This is an archived article that was published on in 2010, and information in the article may be outdated. It is provided only for personal research purposes and may not be reprinted.

The State Charter School Board needs to polish its practices to more effectively regulate Utah's growing number of charter schools, according to a legislative audit released Thursday.

The number of charter schools in Utah has surged from 7 in 2001 to 76 this year with no increase in the charter board's support staff at the Utah State Office of Education. In fact, the six-member staff has been cut to five.

The report highlights the board's handling last year of financial struggles at Beehive Science and Technology Academy in Holladay. The board voted to revoke Beehive's charter but later reversed that decision because of its own "ambiguous standards" for charter finances, the audit states.

The report recommends the board establish and apply clear financial standards for all charter schools. The board also needs to clarify procedures for disciplinary actions and school closures.

"We agree with the legislative auditor that it is important to have clear policies for financial management and oversight in place so that all charter schools are held to consistent standards," Beehive principal Yavuz Durmus said via e-mail. "With [the charter board's] cooperation, we have decreased overhead expenses and increased our enrollment this school year, placing us in a sound financial position."

Already, the state charter board has approved a draft of financial guidelines for schools. The State Board of Education will determine whether to adopt those standards as an administrative rule.

"This is something we're actively working on," said Cory Kanth, the state's financial analyst for charter schools. "'We realize this will help schools to understand better what their responsibilities are and what constitutes financial health on their part."

Larry Shumway, state superintendent, said in a written response to the audit that the State Office of Education and State Charter School Board "appreciate and largely concur with the findings and recommendations." He also supported the need for additional state staff to handle charter oversight.

The audit also found the State Board of Education approved more loans to charter schools last year than is allowed by statute. The cap is set at $2 million, but the board awarded 21 loans totalling $3.8 million in the 2008-09 school year. The report recommends better tracking of loans and for the Legislature to clarify how loan money can be spent.

The audit also recommends that the state charter board do the following:

• Direct charter schools on best financial practices in areas such as enrollment, facility costs and budgeting. Require training for charter school board members.

• Keep records of correspondence between state staff and charter schools regarding facility contracts.
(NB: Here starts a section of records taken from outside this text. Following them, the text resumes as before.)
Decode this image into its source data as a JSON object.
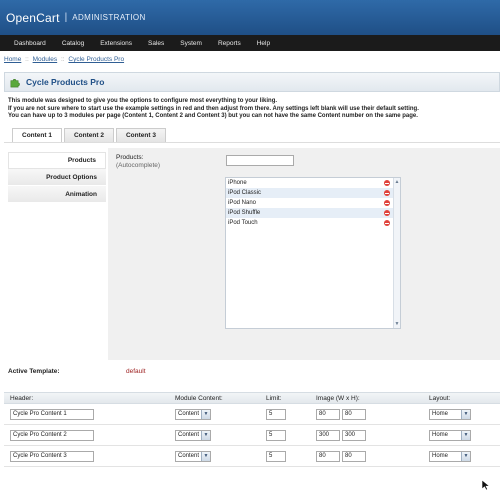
{
  "header": {
    "brand": "OpenCart",
    "separator": "|",
    "subtitle": "ADMINISTRATION"
  },
  "menu": [
    "Dashboard",
    "Catalog",
    "Extensions",
    "Sales",
    "System",
    "Reports",
    "Help"
  ],
  "breadcrumb": {
    "items": [
      "Home",
      "Modules",
      "Cycle Products Pro"
    ],
    "separator": "::"
  },
  "page": {
    "title": "Cycle Products Pro"
  },
  "description": [
    "This module was designed to give you the options to configure most everything to your liking.",
    "If you are not sure where to start use the example settings in red and then adjust from there. Any settings left blank will use their default setting.",
    "You can have up to 3 modules per page (Content 1, Content 2 and Content 3) but you can not have the same Content number on the same page."
  ],
  "tabs": [
    "Content 1",
    "Content 2",
    "Content 3"
  ],
  "vtabs": [
    "Products",
    "Product Options",
    "Animation"
  ],
  "products": {
    "label": "Products:",
    "sublabel": "(Autocomplete)",
    "items": [
      "iPhone",
      "iPod Classic",
      "iPod Nano",
      "iPod Shuffle",
      "iPod Touch"
    ]
  },
  "active_template": {
    "label": "Active Template:",
    "value": "default"
  },
  "table": {
    "headers": [
      "Header:",
      "Module Content:",
      "Limit:",
      "Image (W x H):",
      "Layout:"
    ],
    "rows": [
      {
        "header": "Cycle Pro Content 1",
        "content": "Content 1",
        "limit": "5",
        "w": "80",
        "h": "80",
        "layout": "Home"
      },
      {
        "header": "Cycle Pro Content 2",
        "content": "Content 2",
        "limit": "5",
        "w": "300",
        "h": "300",
        "layout": "Home"
      },
      {
        "header": "Cycle Pro Content 3",
        "content": "Content 3",
        "limit": "5",
        "w": "80",
        "h": "80",
        "layout": "Home"
      }
    ]
  },
  "colors": {
    "brand_blue": "#1f4f86",
    "menu_bg": "#1b1b1b",
    "accent_red": "#9b1c1c",
    "remove_red": "#e0433b"
  }
}
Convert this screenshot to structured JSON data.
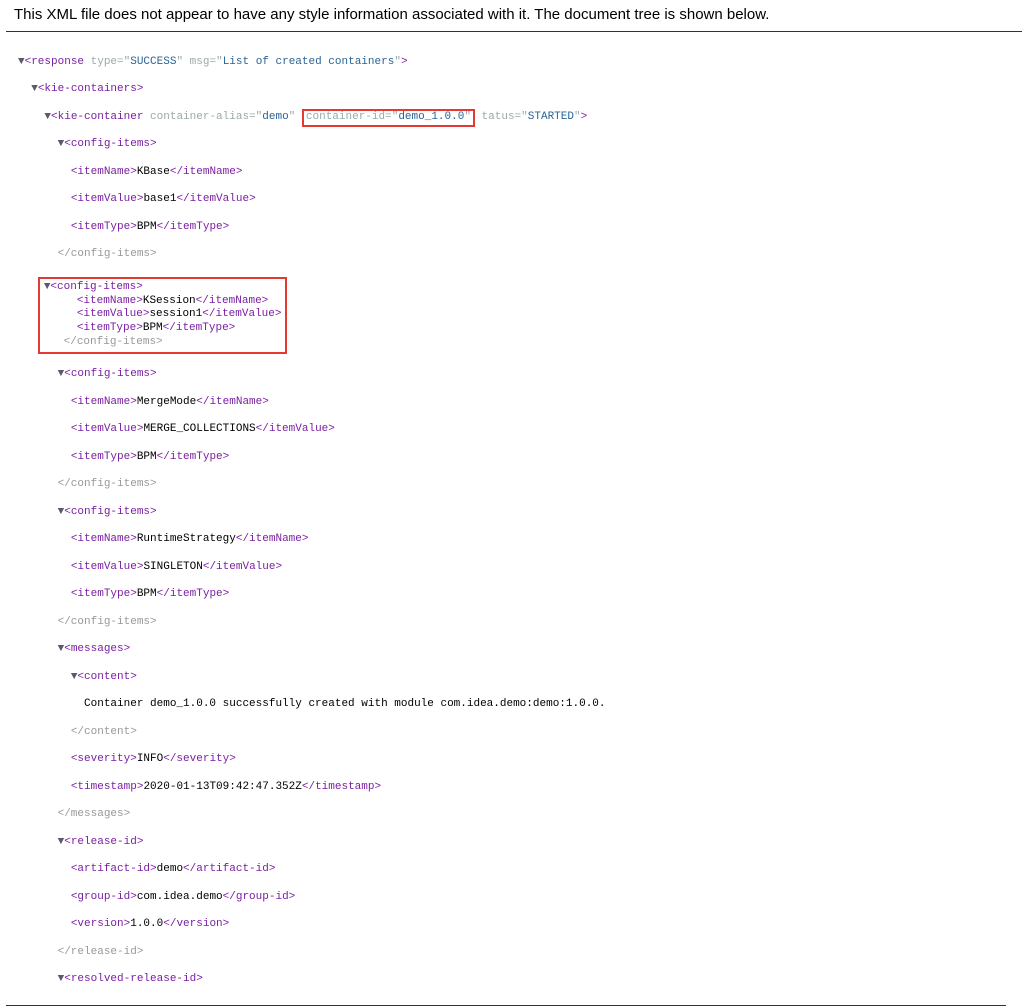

• Protect the state's liability in the event that schools default on financial obligations.

• Define how board members of charter schools should be replaced when they are removed by the state board. —

Read the audit